[Exercise details]
Strip out the pictures and output each remaining line of the data word for word.

[Input records]
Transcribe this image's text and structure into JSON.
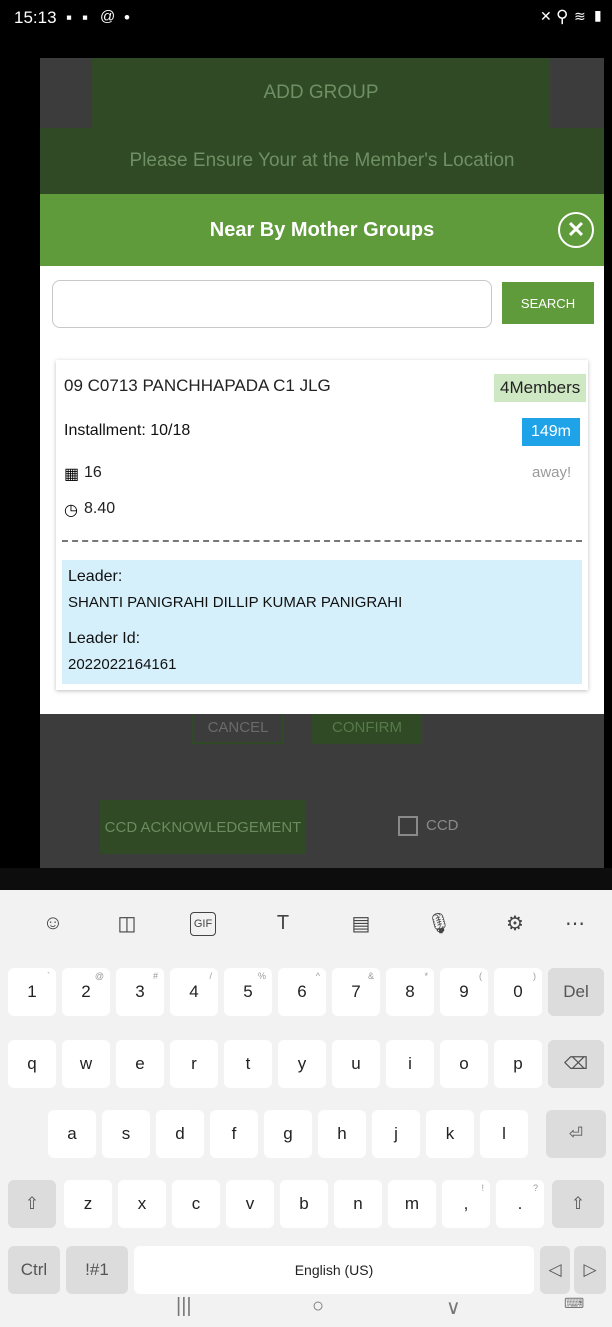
{
  "status_bar": {
    "time": "15:13",
    "left_icons": [
      "video-icon",
      "gallery-icon",
      "at-icon",
      "dot-icon"
    ],
    "right_icons": [
      "mute-icon",
      "location-icon",
      "wifi-icon",
      "signal-icon"
    ]
  },
  "background": {
    "header_title": "ADD GROUP",
    "location_notice": "Please Ensure Your at the Member's Location",
    "cancel_label": "CANCEL",
    "confirm_label": "CONFIRM",
    "ccd_ack_label": "CCD ACKNOWLEDGEMENT",
    "ccd_checkbox_label": "CCD"
  },
  "dialog": {
    "title": "Near By Mother Groups",
    "search_value": "",
    "search_button": "SEARCH",
    "group": {
      "name": "09 C0713 PANCHHAPADA C1 JLG",
      "members": "4Members",
      "installment": "Installment: 10/18",
      "distance": "149m",
      "away": "away!",
      "day": "16",
      "time": "8.40",
      "leader_label": "Leader:",
      "leader_name": "SHANTI PANIGRAHI DILLIP KUMAR PANIGRAHI",
      "leader_id_label": "Leader Id:",
      "leader_id": "2022022164161"
    }
  },
  "keyboard": {
    "number_row": [
      {
        "k": "1",
        "h": "`"
      },
      {
        "k": "2",
        "h": "@"
      },
      {
        "k": "3",
        "h": "#"
      },
      {
        "k": "4",
        "h": "/"
      },
      {
        "k": "5",
        "h": "%"
      },
      {
        "k": "6",
        "h": "^"
      },
      {
        "k": "7",
        "h": "&"
      },
      {
        "k": "8",
        "h": "*"
      },
      {
        "k": "9",
        "h": "("
      },
      {
        "k": "0",
        "h": ")"
      }
    ],
    "del_label": "Del",
    "row1": [
      "q",
      "w",
      "e",
      "r",
      "t",
      "y",
      "u",
      "i",
      "o",
      "p"
    ],
    "row2": [
      "a",
      "s",
      "d",
      "f",
      "g",
      "h",
      "j",
      "k",
      "l"
    ],
    "row3": [
      "z",
      "x",
      "c",
      "v",
      "b",
      "n",
      "m"
    ],
    "comma_key": {
      "k": ",",
      "h": "!"
    },
    "period_key": {
      "k": ".",
      "h": "?"
    },
    "ctrl_label": "Ctrl",
    "symbols_label": "!#1",
    "space_label": "English (US)"
  }
}
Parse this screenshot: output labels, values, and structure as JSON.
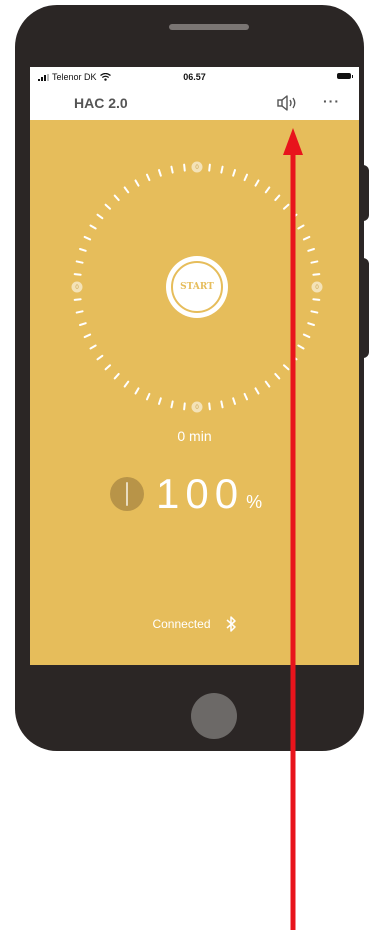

[Written answer]
Transcribe this image's text and structure into JSON.
{
  "status_bar": {
    "time": "15:13",
    "left_icons": [
      "video-icon",
      "gallery-icon",
      "at-icon",
      "dot-icon"
    ],
    "right_icons": [
      "mute-icon",
      "location-icon",
      "wifi-icon",
      "signal-icon"
    ]
  },
  "background": {
    "header_title": "ADD GROUP",
    "location_notice": "Please Ensure Your at the Member's Location",
    "cancel_label": "CANCEL",
    "confirm_label": "CONFIRM",
    "ccd_ack_label": "CCD ACKNOWLEDGEMENT",
    "ccd_checkbox_label": "CCD"
  },
  "dialog": {
    "title": "Near By Mother Groups",
    "search_value": "",
    "search_button": "SEARCH",
    "group": {
      "name": "09 C0713 PANCHHAPADA C1 JLG",
      "members": "4Members",
      "installment": "Installment: 10/18",
      "distance": "149m",
      "away": "away!",
      "day": "16",
      "time": "8.40",
      "leader_label": "Leader:",
      "leader_name": "SHANTI PANIGRAHI DILLIP KUMAR PANIGRAHI",
      "leader_id_label": "Leader Id:",
      "leader_id": "2022022164161"
    }
  },
  "keyboard": {
    "number_row": [
      {
        "k": "1",
        "h": "`"
      },
      {
        "k": "2",
        "h": "@"
      },
      {
        "k": "3",
        "h": "#"
      },
      {
        "k": "4",
        "h": "/"
      },
      {
        "k": "5",
        "h": "%"
      },
      {
        "k": "6",
        "h": "^"
      },
      {
        "k": "7",
        "h": "&"
      },
      {
        "k": "8",
        "h": "*"
      },
      {
        "k": "9",
        "h": "("
      },
      {
        "k": "0",
        "h": ")"
      }
    ],
    "del_label": "Del",
    "row1": [
      "q",
      "w",
      "e",
      "r",
      "t",
      "y",
      "u",
      "i",
      "o",
      "p"
    ],
    "row2": [
      "a",
      "s",
      "d",
      "f",
      "g",
      "h",
      "j",
      "k",
      "l"
    ],
    "row3": [
      "z",
      "x",
      "c",
      "v",
      "b",
      "n",
      "m"
    ],
    "comma_key": {
      "k": ",",
      "h": "!"
    },
    "period_key": {
      "k": ".",
      "h": "?"
    },
    "ctrl_label": "Ctrl",
    "symbols_label": "!#1",
    "space_label": "English (US)"
  }
}
Parse this screenshot: output labels, values, and structure as JSON.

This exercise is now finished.